**WORK ORDER:** Do any lines in the data below contain "Created"? If so, copy every one of them.

**THE DATA:**
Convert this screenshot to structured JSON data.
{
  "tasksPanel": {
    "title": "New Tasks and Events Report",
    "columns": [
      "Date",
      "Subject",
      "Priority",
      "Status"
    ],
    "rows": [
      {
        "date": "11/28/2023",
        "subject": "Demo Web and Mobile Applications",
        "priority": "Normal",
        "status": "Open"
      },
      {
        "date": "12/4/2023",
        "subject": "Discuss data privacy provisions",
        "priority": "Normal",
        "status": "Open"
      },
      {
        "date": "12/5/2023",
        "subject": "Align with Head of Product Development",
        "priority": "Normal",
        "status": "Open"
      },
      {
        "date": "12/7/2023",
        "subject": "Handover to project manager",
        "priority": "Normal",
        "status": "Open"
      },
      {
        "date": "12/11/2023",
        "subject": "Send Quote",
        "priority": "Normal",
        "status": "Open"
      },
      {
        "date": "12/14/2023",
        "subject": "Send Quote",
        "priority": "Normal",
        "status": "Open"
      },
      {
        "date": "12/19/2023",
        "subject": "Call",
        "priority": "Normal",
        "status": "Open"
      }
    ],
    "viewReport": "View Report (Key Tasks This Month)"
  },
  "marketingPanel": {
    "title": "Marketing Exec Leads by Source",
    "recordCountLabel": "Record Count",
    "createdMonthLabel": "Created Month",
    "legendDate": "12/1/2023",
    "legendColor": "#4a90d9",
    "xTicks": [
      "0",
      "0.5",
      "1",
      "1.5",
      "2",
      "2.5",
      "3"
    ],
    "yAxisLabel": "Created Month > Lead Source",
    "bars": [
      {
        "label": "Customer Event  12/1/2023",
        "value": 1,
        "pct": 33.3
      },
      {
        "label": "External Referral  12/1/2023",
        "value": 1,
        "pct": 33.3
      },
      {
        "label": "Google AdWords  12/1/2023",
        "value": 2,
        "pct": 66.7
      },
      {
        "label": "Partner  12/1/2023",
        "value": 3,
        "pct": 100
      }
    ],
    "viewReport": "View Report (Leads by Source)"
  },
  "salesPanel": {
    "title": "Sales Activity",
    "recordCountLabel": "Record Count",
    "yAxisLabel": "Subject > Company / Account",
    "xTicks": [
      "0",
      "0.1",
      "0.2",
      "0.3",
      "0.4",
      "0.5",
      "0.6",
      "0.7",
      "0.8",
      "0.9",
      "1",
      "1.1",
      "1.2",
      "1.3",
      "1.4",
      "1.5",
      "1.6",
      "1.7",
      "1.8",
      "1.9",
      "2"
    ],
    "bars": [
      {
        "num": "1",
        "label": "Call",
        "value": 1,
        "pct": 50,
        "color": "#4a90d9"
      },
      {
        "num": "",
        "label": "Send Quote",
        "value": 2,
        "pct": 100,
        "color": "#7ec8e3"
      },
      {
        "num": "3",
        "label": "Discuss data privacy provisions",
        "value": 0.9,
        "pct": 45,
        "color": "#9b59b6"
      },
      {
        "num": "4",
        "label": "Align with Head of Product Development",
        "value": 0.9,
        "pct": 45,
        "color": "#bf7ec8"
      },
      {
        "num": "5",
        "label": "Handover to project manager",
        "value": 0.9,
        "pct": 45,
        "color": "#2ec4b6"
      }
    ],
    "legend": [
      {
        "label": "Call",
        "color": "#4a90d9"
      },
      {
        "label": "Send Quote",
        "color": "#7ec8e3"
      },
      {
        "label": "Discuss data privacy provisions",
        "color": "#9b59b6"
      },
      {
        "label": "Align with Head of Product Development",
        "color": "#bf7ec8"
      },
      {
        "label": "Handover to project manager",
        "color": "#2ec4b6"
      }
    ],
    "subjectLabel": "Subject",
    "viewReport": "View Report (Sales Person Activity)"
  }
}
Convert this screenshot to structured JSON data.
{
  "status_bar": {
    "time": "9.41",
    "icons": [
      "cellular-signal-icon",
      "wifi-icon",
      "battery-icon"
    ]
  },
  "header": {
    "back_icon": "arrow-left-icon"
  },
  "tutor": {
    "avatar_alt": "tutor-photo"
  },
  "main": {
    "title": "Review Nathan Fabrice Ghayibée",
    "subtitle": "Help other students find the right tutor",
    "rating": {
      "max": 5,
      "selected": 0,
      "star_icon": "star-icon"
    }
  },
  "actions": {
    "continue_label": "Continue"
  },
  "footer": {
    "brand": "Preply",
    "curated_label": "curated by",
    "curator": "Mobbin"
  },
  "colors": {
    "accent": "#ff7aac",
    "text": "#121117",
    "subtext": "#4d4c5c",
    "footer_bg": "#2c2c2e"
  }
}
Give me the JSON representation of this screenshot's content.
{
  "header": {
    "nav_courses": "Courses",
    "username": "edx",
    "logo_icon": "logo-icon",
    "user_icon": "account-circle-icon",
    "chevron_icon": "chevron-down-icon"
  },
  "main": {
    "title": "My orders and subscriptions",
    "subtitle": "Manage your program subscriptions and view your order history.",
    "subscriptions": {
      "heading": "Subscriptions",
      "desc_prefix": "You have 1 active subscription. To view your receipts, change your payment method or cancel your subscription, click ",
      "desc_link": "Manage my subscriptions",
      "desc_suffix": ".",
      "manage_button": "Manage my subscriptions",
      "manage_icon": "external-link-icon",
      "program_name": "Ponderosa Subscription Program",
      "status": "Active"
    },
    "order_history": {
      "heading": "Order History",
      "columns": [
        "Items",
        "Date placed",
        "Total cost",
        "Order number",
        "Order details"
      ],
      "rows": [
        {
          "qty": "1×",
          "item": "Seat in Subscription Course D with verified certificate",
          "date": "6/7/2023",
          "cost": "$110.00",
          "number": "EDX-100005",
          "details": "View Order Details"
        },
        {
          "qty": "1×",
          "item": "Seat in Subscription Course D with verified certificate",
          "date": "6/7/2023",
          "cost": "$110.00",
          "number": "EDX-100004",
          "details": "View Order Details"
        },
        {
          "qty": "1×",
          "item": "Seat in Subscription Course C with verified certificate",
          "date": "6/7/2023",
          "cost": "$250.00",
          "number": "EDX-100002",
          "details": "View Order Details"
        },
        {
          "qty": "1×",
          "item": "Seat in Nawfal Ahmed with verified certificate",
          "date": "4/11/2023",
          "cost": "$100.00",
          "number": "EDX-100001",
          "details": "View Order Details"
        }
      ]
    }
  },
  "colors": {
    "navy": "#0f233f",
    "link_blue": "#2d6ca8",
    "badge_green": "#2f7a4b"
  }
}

**RESPONSE:**
    "createdMonthLabel": "Created Month",
    "yAxisLabel": "Created Month > Lead Source",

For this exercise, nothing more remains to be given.